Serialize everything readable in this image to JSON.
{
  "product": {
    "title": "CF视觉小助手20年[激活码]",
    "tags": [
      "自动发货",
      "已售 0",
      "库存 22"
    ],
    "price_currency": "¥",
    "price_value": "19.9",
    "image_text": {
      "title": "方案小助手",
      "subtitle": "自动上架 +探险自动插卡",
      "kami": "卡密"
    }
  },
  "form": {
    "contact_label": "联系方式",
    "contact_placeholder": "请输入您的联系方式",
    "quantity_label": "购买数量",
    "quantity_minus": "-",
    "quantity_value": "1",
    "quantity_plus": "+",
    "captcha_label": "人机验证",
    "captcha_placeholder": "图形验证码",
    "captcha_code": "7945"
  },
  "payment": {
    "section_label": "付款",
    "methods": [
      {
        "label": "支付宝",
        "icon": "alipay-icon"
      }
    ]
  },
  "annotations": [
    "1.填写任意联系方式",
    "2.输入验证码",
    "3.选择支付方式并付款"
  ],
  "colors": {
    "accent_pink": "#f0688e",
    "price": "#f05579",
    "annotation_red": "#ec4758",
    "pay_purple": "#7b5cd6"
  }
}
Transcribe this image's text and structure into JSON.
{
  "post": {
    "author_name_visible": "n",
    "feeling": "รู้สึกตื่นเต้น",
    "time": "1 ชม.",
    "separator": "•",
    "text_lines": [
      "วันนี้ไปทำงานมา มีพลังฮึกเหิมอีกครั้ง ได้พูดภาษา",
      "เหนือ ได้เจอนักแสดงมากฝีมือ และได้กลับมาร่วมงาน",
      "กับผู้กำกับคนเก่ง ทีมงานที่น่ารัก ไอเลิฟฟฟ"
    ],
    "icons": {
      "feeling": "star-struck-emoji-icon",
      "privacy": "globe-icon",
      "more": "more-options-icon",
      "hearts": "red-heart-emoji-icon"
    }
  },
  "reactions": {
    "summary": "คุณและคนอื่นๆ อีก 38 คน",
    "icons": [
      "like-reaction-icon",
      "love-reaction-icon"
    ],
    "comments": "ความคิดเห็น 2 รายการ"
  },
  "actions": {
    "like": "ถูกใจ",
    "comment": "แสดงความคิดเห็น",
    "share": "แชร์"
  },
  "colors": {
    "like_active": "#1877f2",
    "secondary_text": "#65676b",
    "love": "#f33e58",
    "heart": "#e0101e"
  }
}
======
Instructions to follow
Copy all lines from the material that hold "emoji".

Answer to this task
      "feeling": "star-struck-emoji-icon",
      "hearts": "red-heart-emoji-icon"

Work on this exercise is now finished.